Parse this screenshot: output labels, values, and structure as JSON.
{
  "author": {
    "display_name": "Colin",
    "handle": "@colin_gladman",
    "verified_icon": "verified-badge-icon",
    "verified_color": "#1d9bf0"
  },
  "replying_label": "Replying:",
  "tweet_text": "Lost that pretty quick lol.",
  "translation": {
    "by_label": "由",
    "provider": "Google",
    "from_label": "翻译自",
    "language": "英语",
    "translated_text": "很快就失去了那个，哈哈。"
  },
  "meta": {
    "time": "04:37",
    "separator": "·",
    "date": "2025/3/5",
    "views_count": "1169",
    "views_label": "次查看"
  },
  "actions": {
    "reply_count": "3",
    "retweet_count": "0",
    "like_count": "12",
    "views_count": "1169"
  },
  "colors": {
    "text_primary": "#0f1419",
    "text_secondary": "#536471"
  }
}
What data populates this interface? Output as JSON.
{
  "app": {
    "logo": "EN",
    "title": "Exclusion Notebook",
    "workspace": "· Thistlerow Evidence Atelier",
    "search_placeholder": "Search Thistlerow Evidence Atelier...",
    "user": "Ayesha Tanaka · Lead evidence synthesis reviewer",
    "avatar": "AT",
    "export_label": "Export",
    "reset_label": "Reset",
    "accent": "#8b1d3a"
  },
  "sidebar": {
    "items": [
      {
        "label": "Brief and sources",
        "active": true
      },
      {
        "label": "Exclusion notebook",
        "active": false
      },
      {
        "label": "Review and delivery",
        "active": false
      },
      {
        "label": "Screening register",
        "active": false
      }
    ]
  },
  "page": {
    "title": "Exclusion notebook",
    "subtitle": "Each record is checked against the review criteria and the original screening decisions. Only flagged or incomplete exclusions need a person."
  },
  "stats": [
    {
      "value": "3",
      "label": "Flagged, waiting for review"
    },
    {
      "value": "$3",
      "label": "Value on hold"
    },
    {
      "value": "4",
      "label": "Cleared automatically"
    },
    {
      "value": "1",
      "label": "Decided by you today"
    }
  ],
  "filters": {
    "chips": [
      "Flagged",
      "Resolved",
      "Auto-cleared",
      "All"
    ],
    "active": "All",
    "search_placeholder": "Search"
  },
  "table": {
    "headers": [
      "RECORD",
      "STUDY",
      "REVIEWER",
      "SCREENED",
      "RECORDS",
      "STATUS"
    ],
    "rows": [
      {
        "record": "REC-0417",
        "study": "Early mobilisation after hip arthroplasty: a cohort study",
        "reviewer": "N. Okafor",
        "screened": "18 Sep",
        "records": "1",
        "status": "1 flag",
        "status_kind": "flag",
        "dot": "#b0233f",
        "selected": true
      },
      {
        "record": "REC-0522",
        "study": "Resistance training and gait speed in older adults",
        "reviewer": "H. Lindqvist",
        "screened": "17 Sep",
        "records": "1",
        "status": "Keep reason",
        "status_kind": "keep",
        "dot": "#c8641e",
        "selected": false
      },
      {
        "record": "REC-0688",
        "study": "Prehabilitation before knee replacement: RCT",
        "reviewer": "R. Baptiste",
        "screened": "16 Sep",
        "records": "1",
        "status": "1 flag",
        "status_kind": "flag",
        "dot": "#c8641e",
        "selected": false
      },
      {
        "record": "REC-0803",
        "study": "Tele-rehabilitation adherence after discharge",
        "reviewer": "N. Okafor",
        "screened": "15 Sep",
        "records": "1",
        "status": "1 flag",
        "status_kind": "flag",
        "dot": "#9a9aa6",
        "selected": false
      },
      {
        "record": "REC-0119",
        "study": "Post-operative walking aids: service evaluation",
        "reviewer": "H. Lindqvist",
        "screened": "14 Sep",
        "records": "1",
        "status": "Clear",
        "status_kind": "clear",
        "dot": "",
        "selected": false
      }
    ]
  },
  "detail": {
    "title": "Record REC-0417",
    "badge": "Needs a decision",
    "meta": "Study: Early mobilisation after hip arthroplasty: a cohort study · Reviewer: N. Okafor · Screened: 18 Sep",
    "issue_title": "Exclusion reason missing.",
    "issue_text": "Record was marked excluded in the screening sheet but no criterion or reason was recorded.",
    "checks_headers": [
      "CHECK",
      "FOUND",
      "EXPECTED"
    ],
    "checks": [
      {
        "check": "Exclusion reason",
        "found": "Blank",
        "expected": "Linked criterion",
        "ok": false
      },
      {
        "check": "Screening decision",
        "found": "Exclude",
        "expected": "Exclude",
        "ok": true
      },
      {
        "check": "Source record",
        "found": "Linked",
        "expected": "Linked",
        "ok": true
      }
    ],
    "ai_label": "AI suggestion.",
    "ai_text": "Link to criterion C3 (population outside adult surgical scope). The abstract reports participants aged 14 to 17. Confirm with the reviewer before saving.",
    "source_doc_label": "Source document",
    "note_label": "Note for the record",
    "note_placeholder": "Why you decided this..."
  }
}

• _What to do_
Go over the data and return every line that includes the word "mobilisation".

• _Result of the exercise_
        "study": "Early mobilisation after hip arthroplasty: a cohort study",
    "meta": "Study: Early mobilisation after hip arthroplasty: a cohort study · Reviewer: N. Okafor · Screened: 18 Sep",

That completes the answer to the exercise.